11am – 2pm Untimely Memories
Speaking of memories inside the framework of graphic art practice points to a genealogy of the relationship between art and politics, comprising graphic action art hailing from divergent eras and places. The untimely can be understood as that which bursts forth in time to subvert the order of life, and certain graphic actions can be taken as signs of an inverted or dislocated temporality. In an untimely fashion, they strike up a dialogue between experiences and knowledge, creating new relationships and meanings between the present, past echoes and impulses towards the future.
Coordinated by: Sol Henaro
Participants: Sebastián Alonso Bessonart, Hugo Giménez, Cristina Híjar, Fernando Miranda, Alberto Nanclares and Juan Pablo Pérez
4:30pm - 6:30pm Graphic Action Art: From Revolution to Repression
Intellectuals’ relationships with politics and their active participation in collective processes to transform social reality through revolutionary channels have historically led to a field of tensions: from enthusiasm, solidarity and militant commitment to subsequent disillusion before the persecution and repression of critical thought by the State and the exercise of political violence on bodies, all of which is reflected in symbolic production. These are cyclical disputes in Latin American history that have occurred since the Cuban Revolution. This round-table discussion ignites dialogue between the oscillating and complex place of graphic action art in Cuba and Nicaragua.
Coordinated by: Suset Sánchez Sánchez
Participants: Carolina Barrero and Yanelys Núñez Leyva
6:30 - 8:30pm Neither True Nor False
Performance and Conversation
Since 2013, Argentinian artist and activist Mariela Scafati has been performing Neither True Nor False, putting forward an exercise of memory which revisits the past twenty years of her committed practice in serigraph activism, in which she has driven collective initiatives such as the Taller Popular de Serigrafía and Serigrafistas Queer.
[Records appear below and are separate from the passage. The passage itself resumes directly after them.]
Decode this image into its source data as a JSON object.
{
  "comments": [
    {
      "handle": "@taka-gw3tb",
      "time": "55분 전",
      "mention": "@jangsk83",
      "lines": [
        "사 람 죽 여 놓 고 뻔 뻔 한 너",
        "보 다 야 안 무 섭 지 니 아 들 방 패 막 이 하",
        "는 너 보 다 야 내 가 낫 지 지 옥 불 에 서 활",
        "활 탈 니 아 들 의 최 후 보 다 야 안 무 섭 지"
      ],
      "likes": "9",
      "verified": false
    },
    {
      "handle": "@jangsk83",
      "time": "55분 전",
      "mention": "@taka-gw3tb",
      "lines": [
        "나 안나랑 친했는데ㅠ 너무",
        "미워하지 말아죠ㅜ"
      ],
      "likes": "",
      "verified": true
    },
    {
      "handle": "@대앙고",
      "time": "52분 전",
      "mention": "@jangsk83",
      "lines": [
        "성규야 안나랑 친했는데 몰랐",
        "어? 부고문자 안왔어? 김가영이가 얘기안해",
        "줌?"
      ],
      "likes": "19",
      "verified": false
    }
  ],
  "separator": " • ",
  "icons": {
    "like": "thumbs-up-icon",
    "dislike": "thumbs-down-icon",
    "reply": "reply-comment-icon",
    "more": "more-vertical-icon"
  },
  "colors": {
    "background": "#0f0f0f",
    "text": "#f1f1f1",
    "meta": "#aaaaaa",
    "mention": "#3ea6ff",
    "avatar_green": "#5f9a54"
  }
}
After the performance, Scafati will discuss this journey (and the poetic operations invoking it) with artist and curator Guillermina Mongan, who has supported and written about the action.
Participants: Guillermina Mongan and Mariela Scafati
Thursday, 19 May 2022
11am – 2pm Graphic Bodies: Stencils for Street Choreography
Street-based graphic art practices cannot be considered externally from the bodies printing and bearing them. There is little more fragile than a card stencil that will be used repeatedly to paint a wall, surface, T-shirt or skin as a support to multiply its image. Graphic bodies trace their polyphonic and talking chorography in the streets.
Coordinated by: Sylvia Suárez
Participants: Clara Albinati, Gonzalo Castro-Colimil, Elva Peniche Monfort and Paulina E. Varas
4pm – 6:30pm Border-crossings: Collective Practices and Reinventing the Political
The notion of cross-border graphic art refers to the knowledge and bodies of resistance that cross borders (geopolitical frontiers and borders between knowledge) with the disobedience of successive steps and the power of collective walking, weaving alliances, tackling precariousness in life and tacking disobedient memories under an open sky.
Coordinated by: André Mesquita
Participants: Carlos Henríquez Consalvi, Todo por la praxis collective, Javier del Olmo and César Valencia
7pm – 9pm Anti-fascist Graphic Activism in the Present
This forum of assembly seeks dialogue between different contemporary experiences of anti-fascist and anti-patriarchal graphic art and art-making (visual and performance) in public spaces that face an increasingly more excluding and violent order. Via short interventions by six activist artists from different contexts, a space is created to share experiences between researchers, artists and activists participating in the collective project Graphic Turn — and between different local and Latin American collectives and activists — to imagine modes of sharing knowledge and weaving collaboration networks.
Coordinated by: Ana Longoni
Participants: Eden Bastida, David Feldman, Natalia Iguiñiz Boggio, Jay Lynn Gómez and Hugo Vidal